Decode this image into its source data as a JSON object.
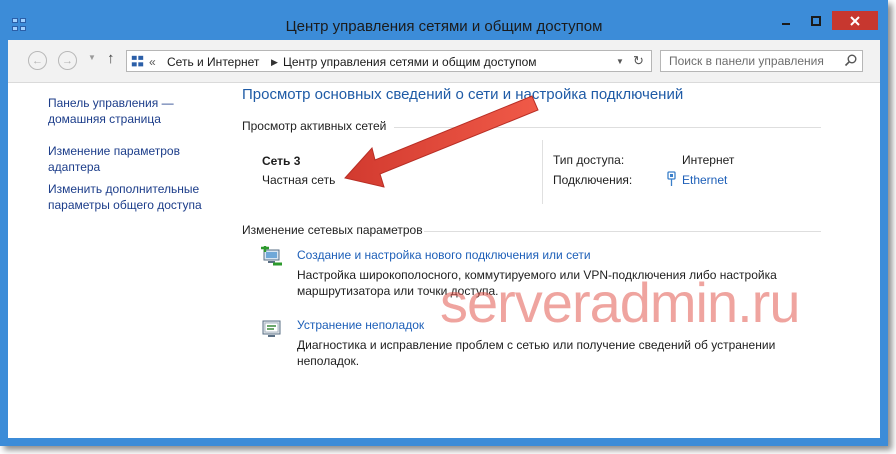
{
  "window": {
    "title": "Центр управления сетями и общим доступом"
  },
  "navbar": {
    "back_icon": "arrow-left-icon",
    "forward_icon": "arrow-right-icon",
    "breadcrumb_prefix": "«",
    "breadcrumb": [
      "Сеть и Интернет",
      "Центр управления сетями и общим доступом"
    ],
    "search_placeholder": "Поиск в панели управления"
  },
  "sidebar": {
    "links": [
      "Панель управления — домашняя страница",
      "Изменение параметров адаптера",
      "Изменить дополнительные параметры общего доступа"
    ]
  },
  "main": {
    "title": "Просмотр основных сведений о сети и настройка подключений",
    "active_networks_label": "Просмотр активных сетей",
    "network": {
      "name": "Сеть  3",
      "type": "Частная сеть",
      "access_type_label": "Тип доступа:",
      "access_type_value": "Интернет",
      "connections_label": "Подключения:",
      "connection_name": "Ethernet"
    },
    "change_settings_label": "Изменение сетевых параметров",
    "tasks": [
      {
        "title": "Создание и настройка нового подключения или сети",
        "desc_line1": "Настройка широкополосного, коммутируемого или VPN-подключения либо настройка",
        "desc_line2": "маршрутизатора или точки доступа."
      },
      {
        "title": "Устранение неполадок",
        "desc_line1": "Диагностика и исправление проблем с сетью или получение сведений об устранении",
        "desc_line2": "неполадок."
      }
    ]
  },
  "watermark": "serveradmin.ru",
  "colors": {
    "frame": "#3c8cd8",
    "close_button": "#c7372f",
    "link": "#1d5fb8",
    "heading": "#1f5ba6",
    "annotation_arrow": "#e0463a"
  }
}
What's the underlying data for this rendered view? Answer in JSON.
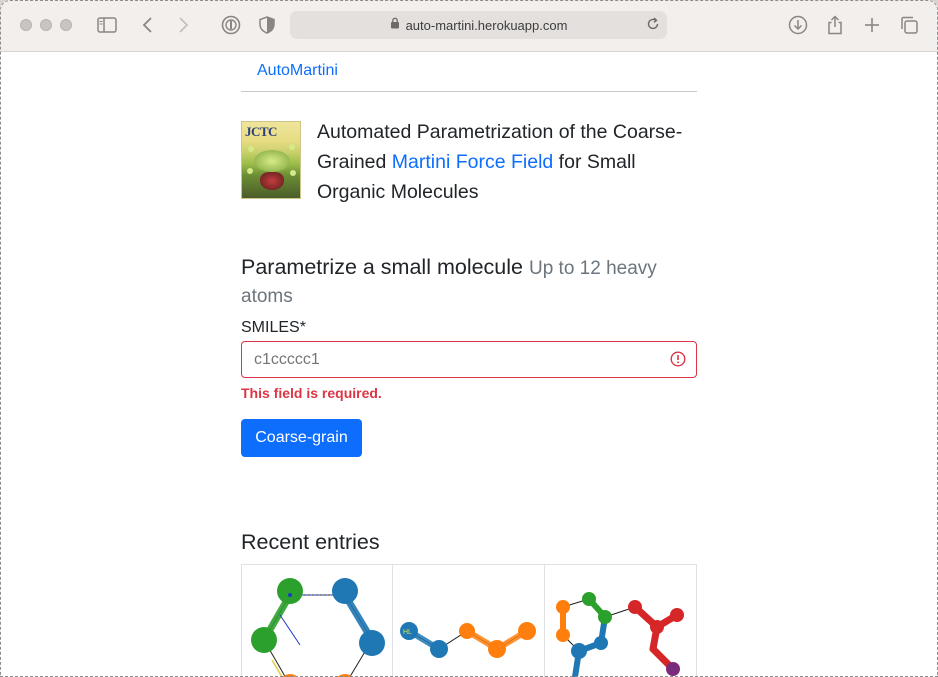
{
  "browser": {
    "url": "auto-martini.herokuapp.com"
  },
  "nav": {
    "brand": "AutoMartini"
  },
  "headline": {
    "before": "Automated Parametrization of the Coarse-Grained ",
    "link": "Martini Force Field",
    "after": " for Small Organic Molecules"
  },
  "cover": {
    "journal": "JCTC"
  },
  "form": {
    "title": "Parametrize a small molecule",
    "subtitle": "Up to 12 heavy atoms",
    "smiles_label": "SMILES*",
    "smiles_placeholder": "c1ccccc1",
    "error": "This field is required.",
    "submit_label": "Coarse-grain"
  },
  "recent": {
    "title": "Recent entries",
    "bead_label": "HL"
  },
  "colors": {
    "link": "#0d6efd",
    "error": "#dc3545",
    "bead_blue": "#1f77b4",
    "bead_orange": "#ff7f0e",
    "bead_green": "#2ca02c",
    "bead_red": "#d62728"
  }
}
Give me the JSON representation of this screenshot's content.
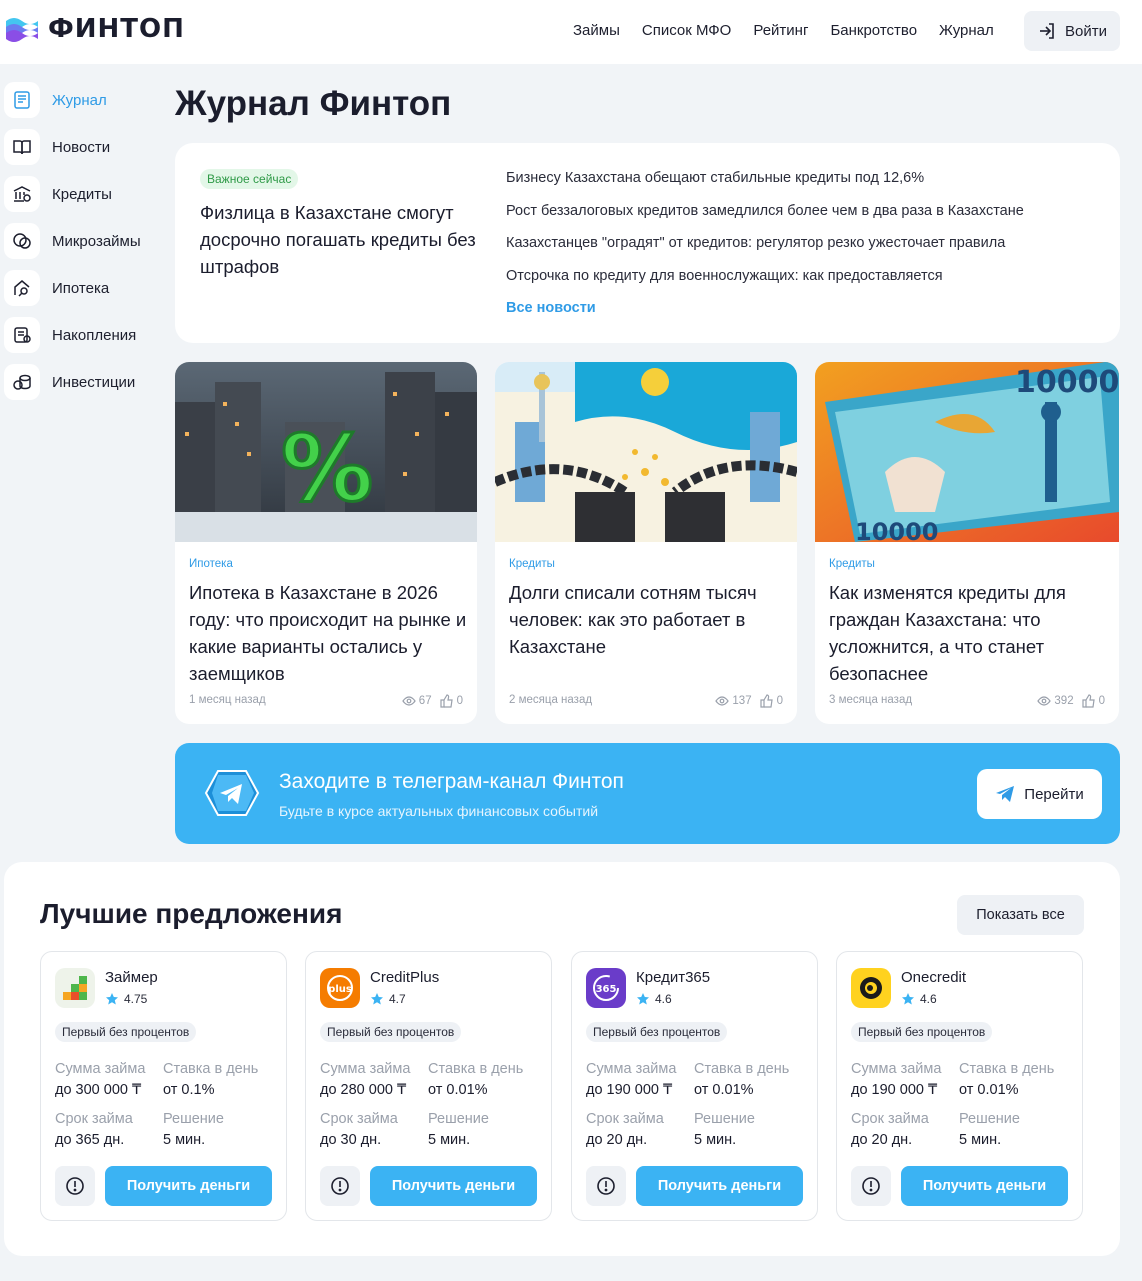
{
  "header": {
    "logo_text": "ФИНТОП",
    "nav": [
      "Займы",
      "Список МФО",
      "Рейтинг",
      "Банкротство",
      "Журнал"
    ],
    "login_label": "Войти"
  },
  "sidebar": {
    "items": [
      {
        "label": "Журнал",
        "icon": "journal-icon"
      },
      {
        "label": "Новости",
        "icon": "book-icon"
      },
      {
        "label": "Кредиты",
        "icon": "bank-icon"
      },
      {
        "label": "Микрозаймы",
        "icon": "coins-icon"
      },
      {
        "label": "Ипотека",
        "icon": "house-key-icon"
      },
      {
        "label": "Накопления",
        "icon": "savings-icon"
      },
      {
        "label": "Инвестиции",
        "icon": "investments-icon"
      }
    ]
  },
  "page_title": "Журнал Финтоп",
  "featured": {
    "badge": "Важное сейчас",
    "title": "Физлица в Казахстане смогут досрочно погашать кредиты без штрафов",
    "news": [
      "Бизнесу Казахстана обещают стабильные кредиты под 12,6%",
      "Рост беззалоговых кредитов замедлился более чем в два раза в Казахстане",
      "Казахстанцев \"оградят\" от кредитов: регулятор резко ужесточает правила",
      "Отсрочка по кредиту для военнослужащих: как предоставляется"
    ],
    "all_news": "Все новости"
  },
  "articles": [
    {
      "category": "Ипотека",
      "title": "Ипотека в Казахстане в 2026 году: что происходит на рынке и какие варианты остались у заемщиков",
      "time": "1 месяц назад",
      "views": "67",
      "likes": "0"
    },
    {
      "category": "Кредиты",
      "title": "Долги списали сотням тысяч человек: как это работает в Казахстане",
      "time": "2 месяца назад",
      "views": "137",
      "likes": "0"
    },
    {
      "category": "Кредиты",
      "title": "Как изменятся кредиты для граждан Казахстана: что усложнится, а что станет безопаснее",
      "time": "3 месяца назад",
      "views": "392",
      "likes": "0"
    }
  ],
  "telegram": {
    "title": "Заходите в телеграм-канал Финтоп",
    "subtitle": "Будьте в курсе актуальных финансовых событий",
    "button": "Перейти"
  },
  "offers": {
    "title": "Лучшие предложения",
    "show_all": "Показать все",
    "labels": {
      "sum": "Сумма займа",
      "rate": "Ставка в день",
      "term": "Срок займа",
      "decision": "Решение"
    },
    "get_money": "Получить деньги",
    "items": [
      {
        "name": "Займер",
        "rating": "4.75",
        "tag": "Первый без процентов",
        "sum": "до 300 000 ₸",
        "rate": "от 0.1%",
        "term": "до 365 дн.",
        "decision": "5 мин."
      },
      {
        "name": "CreditPlus",
        "rating": "4.7",
        "tag": "Первый без процентов",
        "sum": "до 280 000 ₸",
        "rate": "от 0.01%",
        "term": "до 30 дн.",
        "decision": "5 мин."
      },
      {
        "name": "Кредит365",
        "rating": "4.6",
        "tag": "Первый без процентов",
        "sum": "до 190 000 ₸",
        "rate": "от 0.01%",
        "term": "до 20 дн.",
        "decision": "5 мин."
      },
      {
        "name": "Onecredit",
        "rating": "4.6",
        "tag": "Первый без процентов",
        "sum": "до 190 000 ₸",
        "rate": "от 0.01%",
        "term": "до 20 дн.",
        "decision": "5 мин."
      }
    ]
  },
  "colors": {
    "accent": "#3bb3f3",
    "link": "#2f9be6",
    "badge_green": "#2f9a47",
    "background": "#f1f4f7"
  }
}
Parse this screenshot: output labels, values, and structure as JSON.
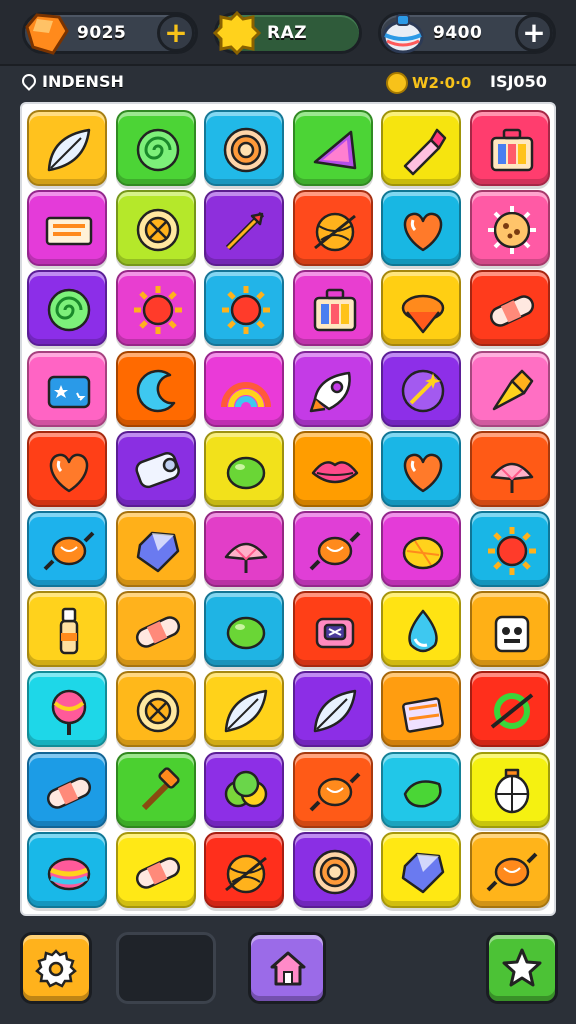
{
  "topbar": {
    "gems": {
      "value": "9025",
      "icon": "orange-gem-icon",
      "add_label": "+"
    },
    "energy": {
      "value": "RAZ",
      "icon": "yellow-star-icon"
    },
    "orbs": {
      "value": "9400",
      "icon": "striped-orb-icon",
      "add_label": "+"
    }
  },
  "inforow": {
    "player_name": "INDENSH",
    "coins_value": "W2·0·0",
    "score": "ISJ050"
  },
  "board": {
    "rows": [
      [
        {
          "color": "#ffc21e",
          "icon": "leaf"
        },
        {
          "color": "#4cd436",
          "icon": "swirl"
        },
        {
          "color": "#21b9e8",
          "icon": "target"
        },
        {
          "color": "#4cd436",
          "icon": "triangle"
        },
        {
          "color": "#f6e40f",
          "icon": "lipstick"
        },
        {
          "color": "#ff3d6e",
          "icon": "case"
        }
      ],
      [
        {
          "color": "#e43bd9",
          "icon": "box"
        },
        {
          "color": "#b5e82a",
          "icon": "cog"
        },
        {
          "color": "#8e2fdc",
          "icon": "arrow"
        },
        {
          "color": "#ff4a1c",
          "icon": "ball"
        },
        {
          "color": "#18b7e3",
          "icon": "heart"
        },
        {
          "color": "#ff5aa5",
          "icon": "cookie"
        }
      ],
      [
        {
          "color": "#8c2ee8",
          "icon": "swirl"
        },
        {
          "color": "#e83ed0",
          "icon": "sun"
        },
        {
          "color": "#22b4e8",
          "icon": "sun"
        },
        {
          "color": "#e83ed0",
          "icon": "case"
        },
        {
          "color": "#ffcf13",
          "icon": "top"
        },
        {
          "color": "#ff3b1c",
          "icon": "bandage"
        }
      ],
      [
        {
          "color": "#ff64c4",
          "icon": "card"
        },
        {
          "color": "#ff6a00",
          "icon": "moon"
        },
        {
          "color": "#ea3ad8",
          "icon": "rainbow"
        },
        {
          "color": "#c43be6",
          "icon": "rocket"
        },
        {
          "color": "#8d2fe8",
          "icon": "wand"
        },
        {
          "color": "#ff6fc3",
          "icon": "cone"
        }
      ],
      [
        {
          "color": "#ff3f17",
          "icon": "heart"
        },
        {
          "color": "#8a2fe2",
          "icon": "scroll"
        },
        {
          "color": "#f2e11b",
          "icon": "egg"
        },
        {
          "color": "#ff9d00",
          "icon": "lips"
        },
        {
          "color": "#1ab6e6",
          "icon": "heart"
        },
        {
          "color": "#ff5a16",
          "icon": "shell"
        }
      ],
      [
        {
          "color": "#1db2ec",
          "icon": "candy"
        },
        {
          "color": "#ffb019",
          "icon": "gem"
        },
        {
          "color": "#e23ec8",
          "icon": "shell"
        },
        {
          "color": "#e03fd6",
          "icon": "candy"
        },
        {
          "color": "#e43bd8",
          "icon": "lemon"
        },
        {
          "color": "#19b6e6",
          "icon": "sun"
        }
      ],
      [
        {
          "color": "#ffd21c",
          "icon": "bottle"
        },
        {
          "color": "#ffb21c",
          "icon": "bandage"
        },
        {
          "color": "#1fb4e4",
          "icon": "egg"
        },
        {
          "color": "#ff3f17",
          "icon": "watch"
        },
        {
          "color": "#ffe313",
          "icon": "drop"
        },
        {
          "color": "#ffb016",
          "icon": "robot"
        }
      ],
      [
        {
          "color": "#1ed7e8",
          "icon": "lollipop"
        },
        {
          "color": "#ffb81a",
          "icon": "cog"
        },
        {
          "color": "#ffd21a",
          "icon": "leaf"
        },
        {
          "color": "#8c2ee6",
          "icon": "leaf"
        },
        {
          "color": "#ff9d10",
          "icon": "cake"
        },
        {
          "color": "#ff2f1c",
          "icon": "ring"
        }
      ],
      [
        {
          "color": "#1c9ce6",
          "icon": "bandage"
        },
        {
          "color": "#4bd030",
          "icon": "hammer"
        },
        {
          "color": "#8d2fe6",
          "icon": "bush"
        },
        {
          "color": "#ff5a17",
          "icon": "candy"
        },
        {
          "color": "#21c7e8",
          "icon": "pickle"
        },
        {
          "color": "#f5f111",
          "icon": "lantern"
        }
      ],
      [
        {
          "color": "#19b8e8",
          "icon": "rainbowegg"
        },
        {
          "color": "#ffe816",
          "icon": "bandage"
        },
        {
          "color": "#ff2f1c",
          "icon": "ball"
        },
        {
          "color": "#8a2fe4",
          "icon": "target"
        },
        {
          "color": "#ffe813",
          "icon": "gem"
        },
        {
          "color": "#ffb41a",
          "icon": "candy"
        }
      ]
    ]
  },
  "bottom_nav": {
    "settings": {
      "icon": "gear-icon",
      "color": "#ffb21c"
    },
    "empty_slot": {},
    "home": {
      "icon": "home-icon",
      "color": "#9b6be8"
    },
    "favorites": {
      "icon": "star-icon",
      "color": "#4cc236"
    }
  }
}
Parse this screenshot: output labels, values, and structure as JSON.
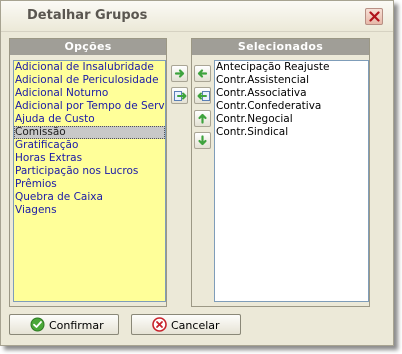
{
  "window": {
    "title": "Detalhar Grupos"
  },
  "left_panel": {
    "header": "Opções",
    "items": [
      "Adicional de Insalubridade",
      "Adicional de Periculosidade",
      "Adicional Noturno",
      "Adicional por Tempo de Serviço",
      "Ajuda de Custo",
      "Comissão",
      "Gratificação",
      "Horas Extras",
      "Participação nos Lucros",
      "Prêmios",
      "Quebra de Caixa",
      "Viagens"
    ],
    "selected_item": "Comissão"
  },
  "right_panel": {
    "header": "Selecionados",
    "items": [
      "Antecipação Reajuste",
      "Contr.Assistencial",
      "Contr.Associativa",
      "Contr.Confederativa",
      "Contr.Negocial",
      "Contr.Sindical"
    ]
  },
  "buttons": {
    "confirm": "Confirmar",
    "cancel": "Cancelar"
  },
  "icons": {
    "close": "close-icon",
    "add": "arrow-right-icon",
    "add_all": "move-all-right-icon",
    "remove": "arrow-left-icon",
    "remove_all": "move-all-left-icon",
    "move_up": "arrow-up-icon",
    "move_down": "arrow-down-icon",
    "confirm": "check-circle-icon",
    "cancel": "cancel-circle-icon"
  },
  "colors": {
    "list_background": "#ffff99",
    "item_text": "#1a1aa8",
    "header_background": "#a09e97",
    "arrow_green": "#3ea33e"
  }
}
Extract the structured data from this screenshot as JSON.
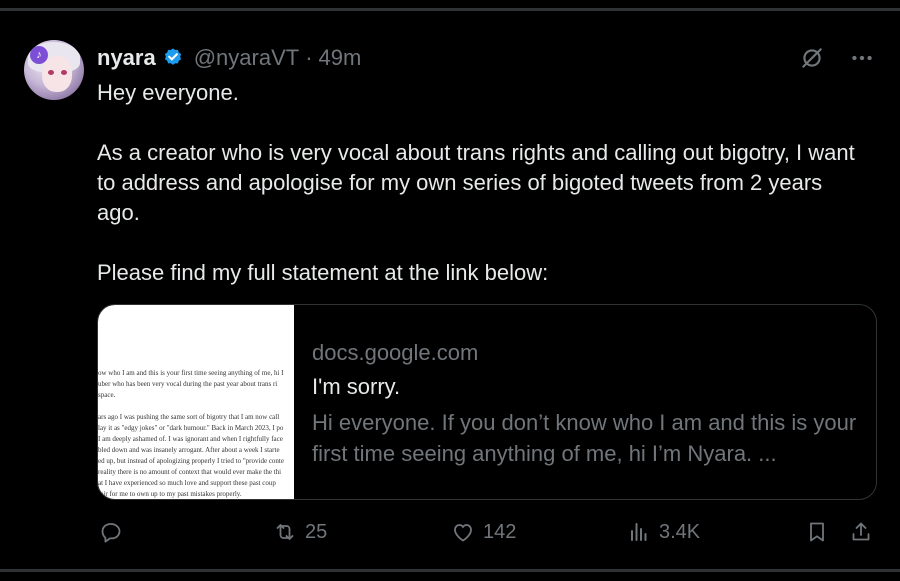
{
  "author": {
    "name": "nyara",
    "handle": "@nyaraVT",
    "separator": "·",
    "time": "49m"
  },
  "tweet": {
    "paragraphs": [
      "Hey everyone.",
      "As a creator who is very vocal about trans rights and calling out bigotry, I want to address and apologise for my own series of bigoted tweets from 2 years ago.",
      "Please find my full statement at the link below:"
    ]
  },
  "card": {
    "domain": "docs.google.com",
    "title": "I'm sorry.",
    "description": "Hi everyone. If you don’t know who I am and this is your first time seeing anything of me, hi I’m Nyara. ...",
    "thumbnail_lines": [
      "ow who I am and this is your first time seeing anything of me, hi I",
      "uber who has been very vocal during the past year about trans ri",
      "space.",
      "",
      "ars ago I was pushing the same sort of bigotry that I am now call",
      "lay it as \"edgy jokes\" or \"dark humour.\" Back in March 2023, I po",
      "I am deeply ashamed of. I was ignorant and when I rightfully face",
      "bled down and was insanely arrogant. After about a week I starte",
      "ed up, but instead of apologizing properly I tried to \"provide conte",
      "reality there is no amount of context that would ever make the thi",
      "",
      "",
      "at I have experienced so much love and support these past coup",
      "fair for me to own up to my past mistakes properly."
    ]
  },
  "stats": {
    "replies": "",
    "reposts": "25",
    "likes": "142",
    "views": "3.4K"
  },
  "colors": {
    "background": "#000000",
    "text": "#e7e9ea",
    "muted": "#71767b",
    "verified": "#1d9bf0",
    "border": "#2f3336"
  }
}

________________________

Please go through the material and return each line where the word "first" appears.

**Solution:**
    "description": "Hi everyone. If you don’t know who I am and this is your first time seeing anything of me, hi I’m Nyara. ...",
      "ow who I am and this is your first time seeing anything of me, hi I",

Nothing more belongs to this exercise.